• DESCRIPTION OF THE TASK:
Here is the listing. Report each line in it that contains the string "moments".

• MATERIAL SHOWN:
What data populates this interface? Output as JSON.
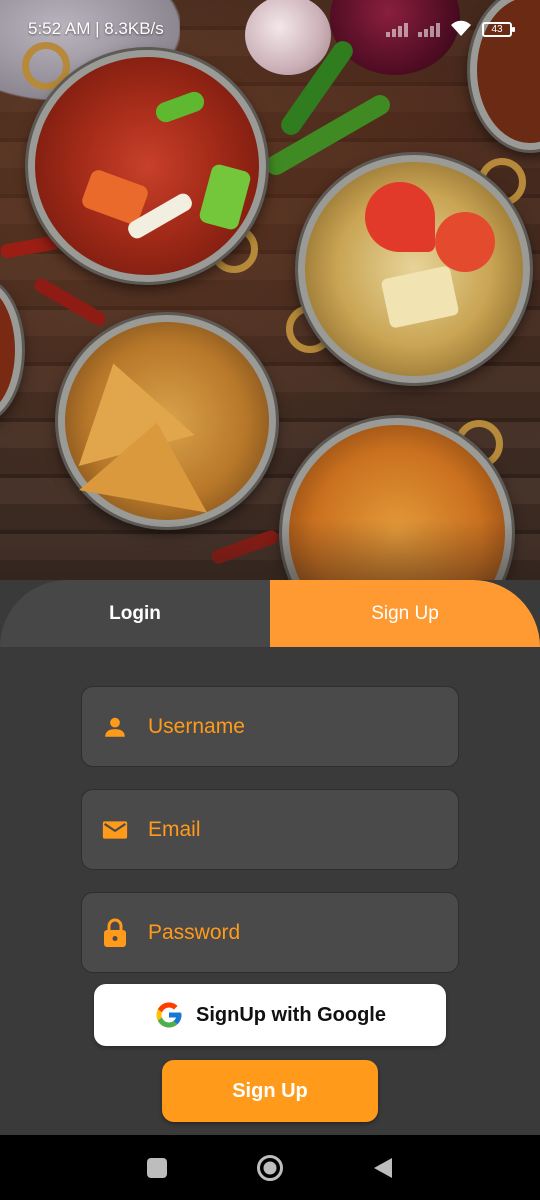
{
  "status_bar": {
    "time_speed": "5:52 AM | 8.3KB/s",
    "battery_level": "43",
    "icons": [
      "signal-icon",
      "wifi-icon",
      "battery-icon"
    ]
  },
  "hero": {
    "alt": "Assorted Indian dishes in copper bowls"
  },
  "tabs": {
    "login_label": "Login",
    "signup_label": "Sign Up",
    "active": "signup"
  },
  "form": {
    "username_placeholder": "Username",
    "email_placeholder": "Email",
    "password_placeholder": "Password",
    "google_label": "SignUp with Google",
    "submit_label": "Sign Up"
  },
  "colors": {
    "accent": "#ff9a1a",
    "panel": "#3a3a3a",
    "field": "#4a4a4a"
  },
  "nav": {
    "icons": [
      "recent-apps-icon",
      "home-icon",
      "back-icon"
    ]
  }
}
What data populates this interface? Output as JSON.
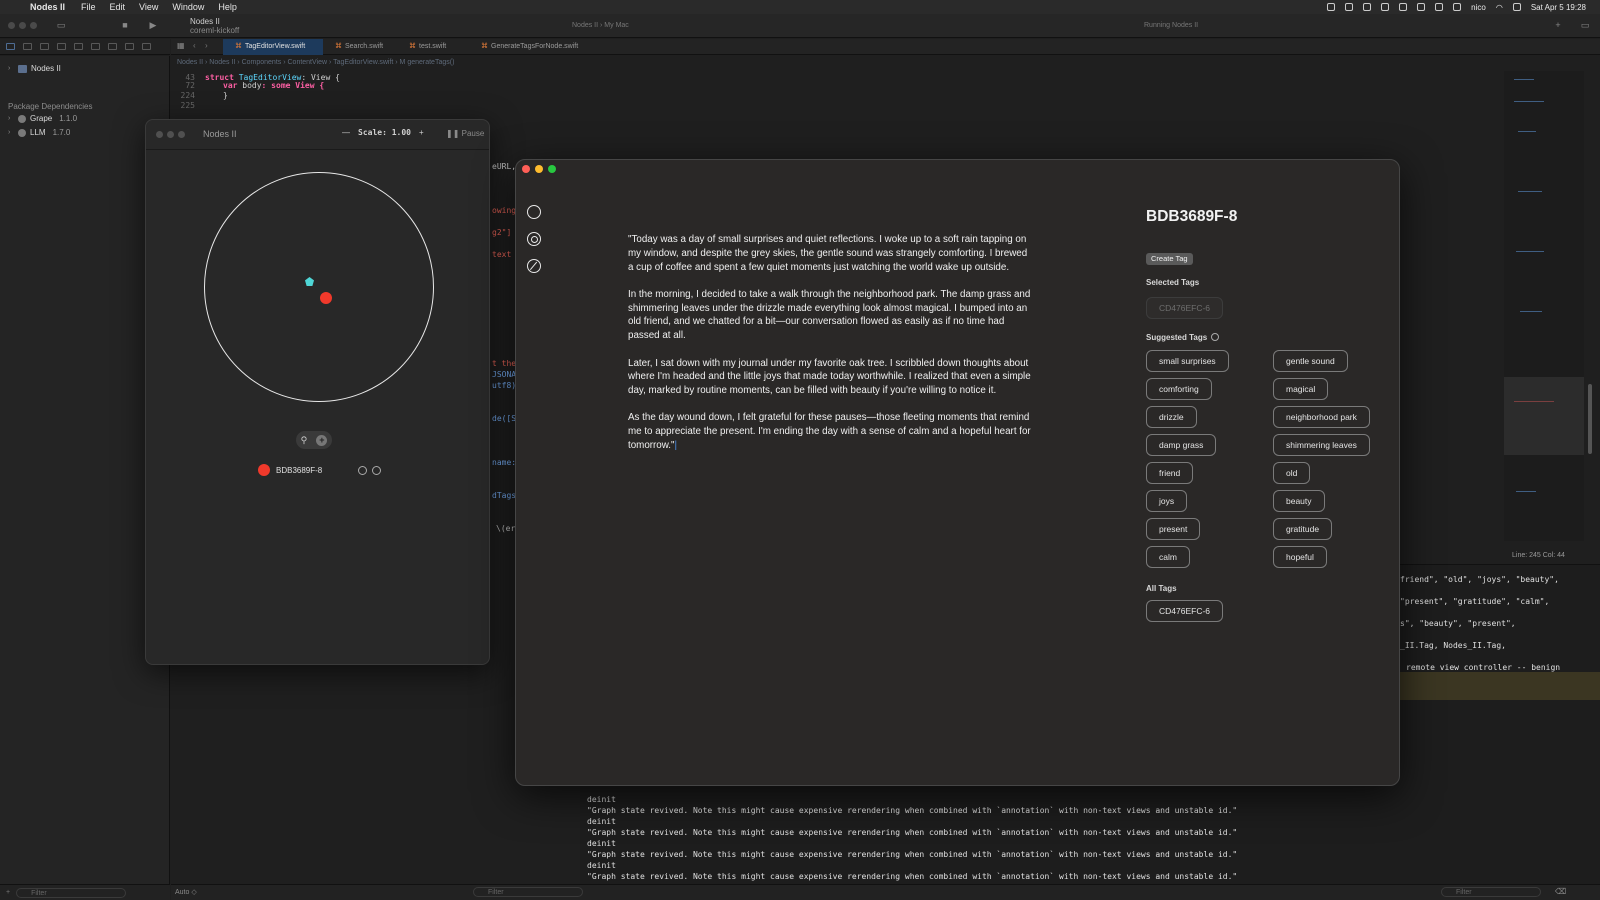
{
  "menubar": {
    "app_name": "Nodes II",
    "items": [
      "File",
      "Edit",
      "View",
      "Window",
      "Help"
    ],
    "user": "nico",
    "datetime": "Sat Apr 5  19:28"
  },
  "toolbar": {
    "scheme_name": "Nodes II",
    "scheme_branch": "coreml-kickoff",
    "destination": "Nodes II  ›  My Mac",
    "run_status": "Running Nodes II"
  },
  "navigator": {
    "project": "Nodes II",
    "deps_header": "Package Dependencies",
    "packages": [
      {
        "name": "Grape",
        "version": "1.1.0"
      },
      {
        "name": "LLM",
        "version": "1.7.0"
      }
    ],
    "filter_placeholder": "Filter"
  },
  "editor": {
    "tabs": [
      "TagEditorView.swift",
      "Search.swift",
      "test.swift",
      "GenerateTagsForNode.swift"
    ],
    "breadcrumb": "Nodes II  ›  Nodes II  ›  Components  ›  ContentView  ›  TagEditorView.swift  ›  M  generateTags()",
    "lines": [
      {
        "num": "43",
        "kw": "struct",
        "rest_type": "TagEditorView",
        "rest": ": View {"
      },
      {
        "num": "72",
        "kw": "var",
        "rest_type": "body",
        "rest": ": some View {"
      },
      {
        "num": "224",
        "kw": "",
        "rest_type": "",
        "rest": "}"
      },
      {
        "num": "225",
        "kw": "",
        "rest_type": "",
        "rest": ""
      }
    ],
    "fragments": [
      "eURL,",
      "owing",
      "g2\"]",
      "text",
      "t the",
      "JSONA",
      "utf8)",
      "de([S",
      "name:",
      "dTags",
      "\\(er"
    ],
    "status": "Line: 245  Col: 44"
  },
  "console": {
    "right_lines": [
      "friend\", \"old\", \"joys\", \"beauty\",",
      "\"present\", \"gratitude\", \"calm\",",
      "s\", \"beauty\", \"present\",",
      "_II.Tag, Nodes_II.Tag,",
      "remote view controller -- benign"
    ],
    "log_message": "\"Graph state revived. Note this might cause expensive rerendering when combined with `annotation` with non-text views and unstable id.\"",
    "deinit": "deinit",
    "filter_placeholder": "Filter",
    "auto_label": "Auto ◇"
  },
  "node_window": {
    "title": "Nodes II",
    "scale_label": "Scale: 1.00",
    "pause_label": "Pause",
    "node_label": "BDB3689F-8"
  },
  "tag_editor": {
    "node_id": "BDB3689F-8",
    "create_tag_label": "Create Tag",
    "selected_header": "Selected Tags",
    "selected_tags": [
      "CD476EFC-6"
    ],
    "suggested_header": "Suggested Tags",
    "suggested_tags_left": [
      "small surprises",
      "comforting",
      "drizzle",
      "damp grass",
      "friend",
      "joys",
      "present",
      "calm"
    ],
    "suggested_tags_right": [
      "gentle sound",
      "magical",
      "neighborhood park",
      "shimmering leaves",
      "old",
      "beauty",
      "gratitude",
      "hopeful"
    ],
    "all_header": "All Tags",
    "all_tags": [
      "CD476EFC-6"
    ],
    "paragraphs": [
      "\"Today was a day of small surprises and quiet reflections. I woke up to a soft rain tapping on my window, and despite the grey skies, the gentle sound was strangely comforting. I brewed a cup of coffee and spent a few quiet moments just watching the world wake up outside.",
      "In the morning, I decided to take a walk through the neighborhood park. The damp grass and shimmering leaves under the drizzle made everything look almost magical. I bumped into an old friend, and we chatted for a bit—our conversation flowed as easily as if no time had passed at all.",
      "Later, I sat down with my journal under my favorite oak tree. I scribbled down thoughts about where I'm headed and the little joys that made today worthwhile. I realized that even a simple day, marked by routine moments, can be filled with beauty if you're willing to notice it.",
      "As the day wound down, I felt grateful for these pauses—those fleeting moments that remind me to appreciate the present. I'm ending the day with a sense of calm and a hopeful heart for tomorrow.\""
    ]
  },
  "colors": {
    "accent_blue": "#1d3a5c",
    "node_red": "#f0392b",
    "node_teal": "#4fd6d6",
    "close": "#ff5f57",
    "minimize": "#febc2e",
    "zoom": "#28c840"
  }
}
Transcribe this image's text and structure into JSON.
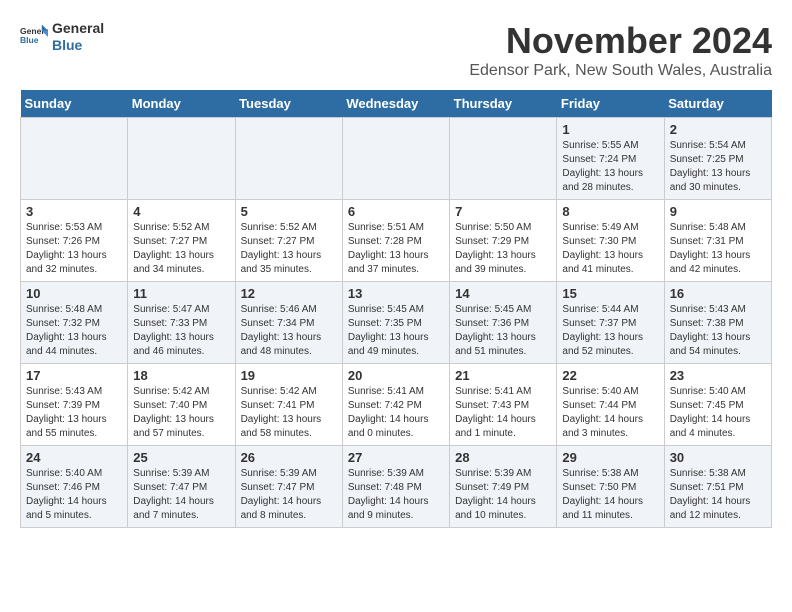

• EXERCISE SOLUTION:
      "\"Today was a day of small surprises and quiet reflections. I woke up to a soft rain tapping on my window, and despite the grey skies, the gentle sound was strangely comforting. I brewed a cup of coffee and spent a few quiet moments just watching the world wake up outside.",
      "Later, I sat down with my journal under my favorite oak tree. I scribbled down thoughts about where I'm headed and the little joys that made today worthwhile. I realized that even a simple day, marked by routine moments, can be filled with beauty if you're willing to notice it.",
      "As the day wound down, I felt grateful for these pauses—those fleeting moments that remind me to appreciate the present. I'm ending the day with a sense of calm and a hopeful heart for tomorrow.\""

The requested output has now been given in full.